Efficient Funding of Chemotherapy Program
Page last updated: 1 July 2020
The Efficient Funding of Chemotherapy (EFC) program (Program), provides funding for chemotherapy medicines used for the treatment of cancer that are administered through infusion or injection at public or private hospitals. The Program also provides for public hospitals to supply certain medicines (“Related Benefits”) used to manage side‑effects associated with chemotherapy medicines, for example, anti‑nauseates and immunostimulants. Not all chemotherapy medicines are provided through this Program, but may be subsidised through the broader Pharmaceutical Benefits Scheme (PBS).
The Program aims to achieve efficient supply of infusible chemotherapy medicines that require reconstitution or preparation for individual patients. This preparation uses specialised equipment and preparation process to protect health care workers preparing the cytotoxic medicine for administration to the patient.
Goals of the Program
- To minimise wastage and reduce costs to patients and to the Commonwealth by funding the lowest cost combination of vials for prescription chemotherapy medicines.
- Provide pharmacies with specific remuneration for preparing chemotherapy medicines for patients.
The Program is legislatively underpinned by the National Health (Efficient Funding of Chemotherapy) Special Arrangement 2011. The Schedules for chemotherapy medicines are available on the Publications page of the PBS website. Item lists are available for:
Changes to the listing of EFC medicines are published each month. This includes changes to forms, brands, restrictions, maximum amount or quantity and numbers of repeats. The most current prescribing and listing arrangements are available on the PBS website.
Chemotherapy medicines are administered by infusion or injection. Prescriptions for an infusion may include one or more vials of a medicine or many different medicines.

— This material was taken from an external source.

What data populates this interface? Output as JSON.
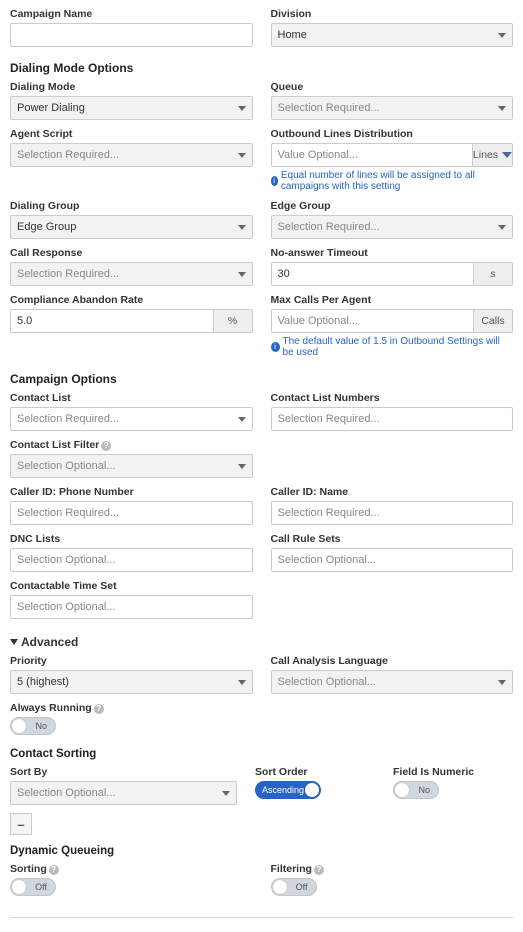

Patients will pay one PBS co-payment for each original prescription. Repeat prescriptions are dispensed at no cost to the patient. The current PBS patient co-payment is on the PBS website. The PBS patient co‑payment for chemotherapy infusions and injections counts towards the patient’s PBS Safety Net.
The National Health Reform Arrangements allow PBS medicines to be dispensed from public hospitals and the usual co-payments apply. However, states and territories that are not part of these arrangements (notably NSW and ACT) may pay the PBS co‑payment for patients.
Information on prescribing and dispensing EFC medicine is available from the DHS website.
Claiming and Remuneration
Remuneration for injectable and infusible EFC items recognises the specialist nature of chemotherapy preparation. There are different rates of remuneration based on the type of approved supplier. These are extra to the ready prepared dispensing fees paid per item claimed and include the:
- preparation fee
- distribution fee
- diluent fee.
Infusions with more than a single eligible item will attract multiple fees. If eligible, this includes the:
- preparation fee
- dispensing fee
- diluent fee
- distribution fee.
Fees are indexed annually on 1 July. There are no wastage, container or dangerous drug fees payable.
A list of the current EFC fees can be found here.
Chemotherapy Compounding Payment Scheme
In 2015-16, as part of the PBS Access and Sustainability Package and under the Sixth Community Pharmacy Agreement, $372 million was made available to pay for the compounding of chemotherapy medicines. A two‑tiered fee structure for chemotherapy compounding fees was implemented from 1 July 2015 and fully automated by 1 December 2017.
The Chemotherapy Compounding Payment Scheme (CCPS) provides funding for chemotherapy compounding relating to eligible EFC PBS claims. This fee structure recognises the additional costs associated with obtaining Therapeutic Goods Administration (TGA) licensing of a manufacturing site, including greater focus on the quality of medicines that it provides.
Previous Funding Arrangements
Prior to 1 December 2011, chemotherapy was funded through a number of programs, including the general PBS, the Special Authority Program (trastuzumab - Herceptin) and the Chemotherapy Pharmaceuticals Access Program (CPAP).
The Program came into force on 1 December 2011 for private hospitals and community pharmacy. Public hospital pharmacies began operating the Program from 1 April 2012.
In 2013, the Senate Community Affairs Committee, undertook a review of the supply of chemotherapy drugs. The Department subsequently conducted a review of funding arrangements for chemotherapy services.
For more information on these reviews visit the Department of Health website.
For enquiries regarding the Program, the EFC team at the Department of Health can be contacted by email.
More information on the listing process for new PBS medicines is available from the PBS website.
General questions about the PBS should be directed to the PBS information line on 1800 020 613 or email to firstname.lastname@example.org.